  • Symptoms of an allergic reaction, including changes to breathing. This can happen even hours after a shot is given. 

A Word From Verywell

Although bacterial meningitis cases are rare in the United States, it’s important to keep up to date with your meningitis vaccines. Part of the reason that meningitis rates are so low in the United States is due to the high vaccination rates.

In addition, meningitis is extremely serious if you contract it: the disease kills one in seven people who are affected, and one in five people who survive it have permanent disabilities.

By comparison, the side effects of the meningitis vaccines are nothing to worry about. You may experience a sore arm or some fatigue, but the peace of mind you’ll get from knowing that you’re vaccinated from the most common and harmful strains of meningitis is likely worth those minor side effects.

If you have hesitations about the meningitis vaccine or are unclear when you or your child should get it, speak with your healthcare provider. They’ll be able to give you information that is specific to you so that you can make an informed decision for your health and the health of your child. 

4 Sources
Verywell Health uses only high-quality sources, including peer-reviewed studies, to support the facts within our articles. Read our editorial process to learn more about how we fact-check and keep our content accurate, reliable, and trustworthy.
  1. Centers for Disease Control and Prevention. Meningococcal disease: surveillance data tables.

  2. KidsHealth from Nemours. Your child’s immunizations: meningococcal vaccines.

  3. Centers for Disease Control and Prevention. Meningococcal vaccination: what everyone should know.

  4. Centers for Disease Control and Prevention.

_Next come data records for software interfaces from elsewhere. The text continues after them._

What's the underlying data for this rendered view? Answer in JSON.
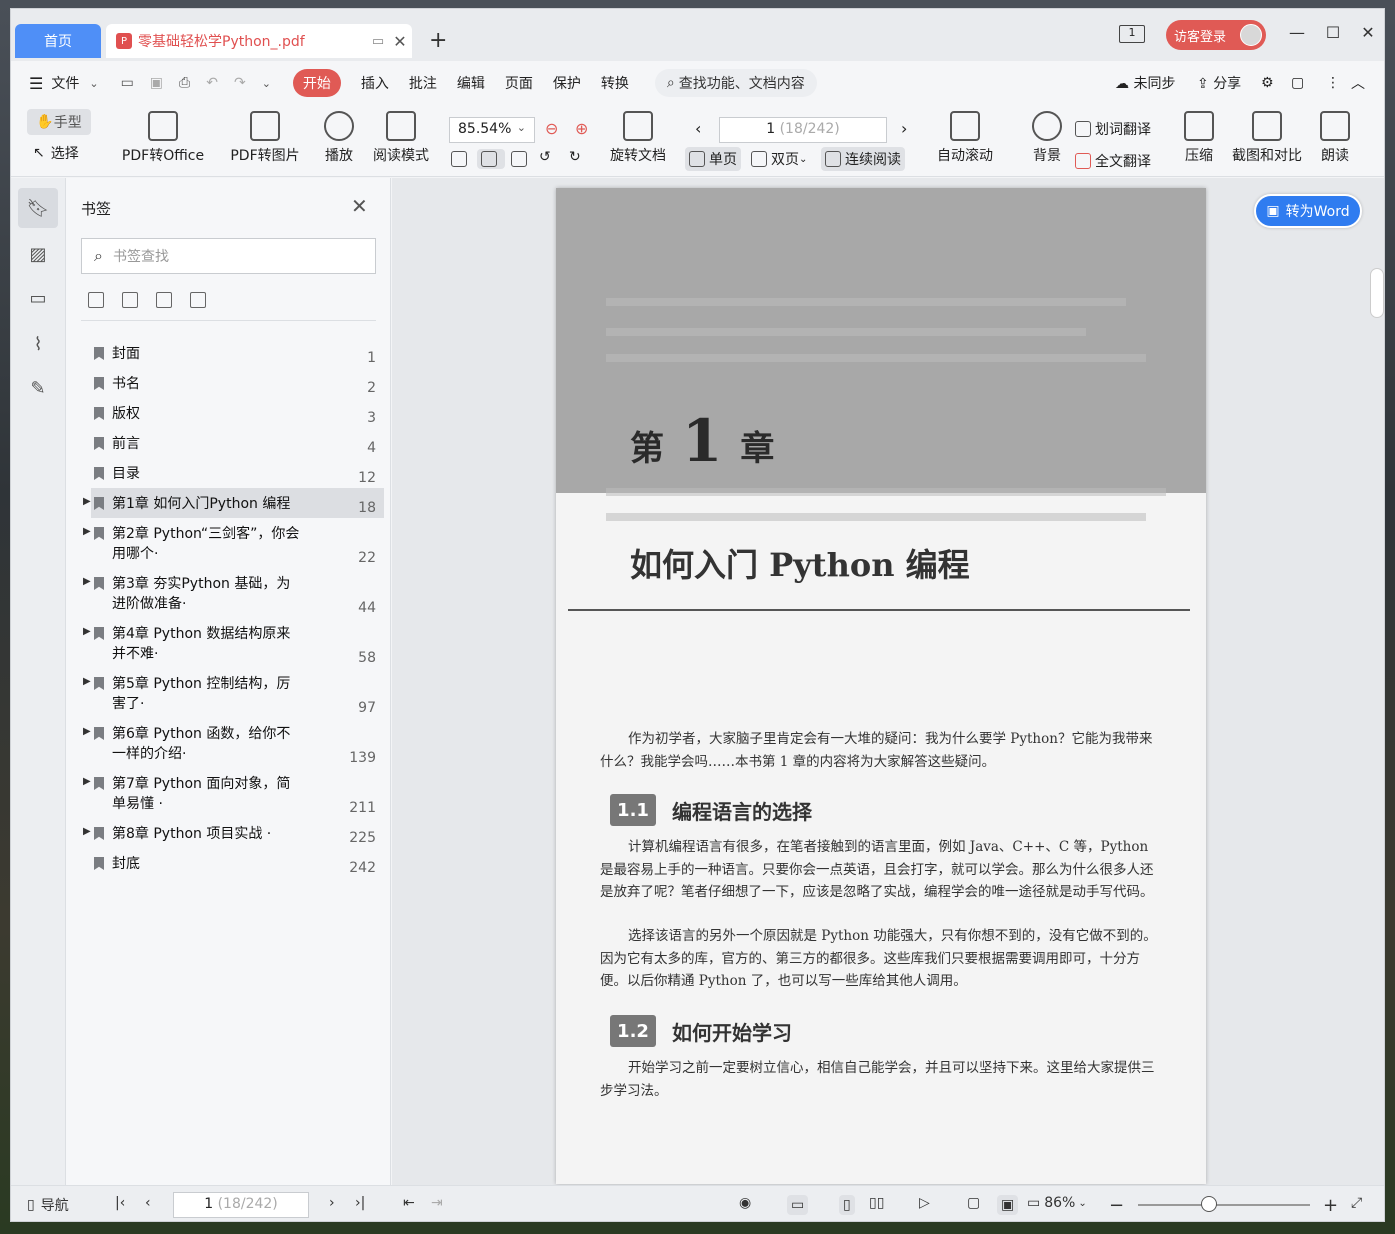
{
  "tabs": {
    "home": "首页",
    "doc_title": "零基础轻松学Python_.pdf"
  },
  "header": {
    "guest_login": "访客登录"
  },
  "menu": {
    "file": "文件",
    "items": [
      "开始",
      "插入",
      "批注",
      "编辑",
      "页面",
      "保护",
      "转换"
    ],
    "search_placeholder": "查找功能、文档内容",
    "sync": "未同步",
    "share": "分享"
  },
  "ribbon": {
    "hand": "手型",
    "select": "选择",
    "pdf_to_office": "PDF转Office",
    "pdf_to_image": "PDF转图片",
    "play": "播放",
    "read_mode": "阅读模式",
    "zoom": "85.54%",
    "rotate_doc": "旋转文档",
    "page_current": "1",
    "page_total": "(18/242)",
    "single_page": "单页",
    "double_page": "双页",
    "continuous": "连续阅读",
    "auto_scroll": "自动滚动",
    "background": "背景",
    "word_translate": "划词翻译",
    "full_translate": "全文翻译",
    "compress": "压缩",
    "screenshot_compare": "截图和对比",
    "read_aloud": "朗读"
  },
  "bookmarks": {
    "title": "书签",
    "search_placeholder": "书签查找",
    "items": [
      {
        "label": "封面",
        "page": "1",
        "expandable": false
      },
      {
        "label": "书名",
        "page": "2",
        "expandable": false
      },
      {
        "label": "版权",
        "page": "3",
        "expandable": false
      },
      {
        "label": "前言",
        "page": "4",
        "expandable": false
      },
      {
        "label": "目录",
        "page": "12",
        "expandable": false
      },
      {
        "label": "第1章 如何入门Python 编程",
        "page": "18",
        "expandable": true,
        "selected": true
      },
      {
        "label": "第2章 Python“三剑客”，你会用哪个·",
        "page": "22",
        "expandable": true
      },
      {
        "label": "第3章 夯实Python 基础，为进阶做准备·",
        "page": "44",
        "expandable": true
      },
      {
        "label": "第4章 Python 数据结构原来并不难·",
        "page": "58",
        "expandable": true
      },
      {
        "label": "第5章 Python 控制结构，厉害了·",
        "page": "97",
        "expandable": true
      },
      {
        "label": "第6章 Python 函数，给你不一样的介绍·",
        "page": "139",
        "expandable": true
      },
      {
        "label": "第7章 Python 面向对象，简单易懂 ·",
        "page": "211",
        "expandable": true
      },
      {
        "label": "第8章 Python 项目实战 ·",
        "page": "225",
        "expandable": true
      },
      {
        "label": "封底",
        "page": "242",
        "expandable": false
      }
    ]
  },
  "document": {
    "chapter_prefix": "第",
    "chapter_num": "1",
    "chapter_suffix": "章",
    "chapter_title": "如何入门 Python 编程",
    "intro": "作为初学者，大家脑子里肯定会有一大堆的疑问：我为什么要学 Python？它能为我带来什么？我能学会吗……本书第 1 章的内容将为大家解答这些疑问。",
    "s1_num": "1.1",
    "s1_title": "编程语言的选择",
    "s1_p1": "计算机编程语言有很多，在笔者接触到的语言里面，例如 Java、C++、C 等，Python 是最容易上手的一种语言。只要你会一点英语，且会打字，就可以学会。那么为什么很多人还是放弃了呢？笔者仔细想了一下，应该是忽略了实战，编程学会的唯一途径就是动手写代码。",
    "s1_p2": "选择该语言的另外一个原因就是 Python 功能强大，只有你想不到的，没有它做不到的。因为它有太多的库，官方的、第三方的都很多。这些库我们只要根据需要调用即可，十分方便。以后你精通 Python 了，也可以写一些库给其他人调用。",
    "s2_num": "1.2",
    "s2_title": "如何开始学习",
    "s2_p1": "开始学习之前一定要树立信心，相信自己能学会，并且可以坚持下来。这里给大家提供三步学习法。",
    "to_word": "转为Word"
  },
  "status": {
    "nav": "导航",
    "page_current": "1",
    "page_total": "(18/242)",
    "zoom": "86%"
  }
}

Meningococcal vaccination for preteens and teens: information for parents.

By Kelly Burch
Kelly Burch is has written about health topics for more than a decade. Her writing has appeared in The Washington Post, The Chicago Tribune, and more.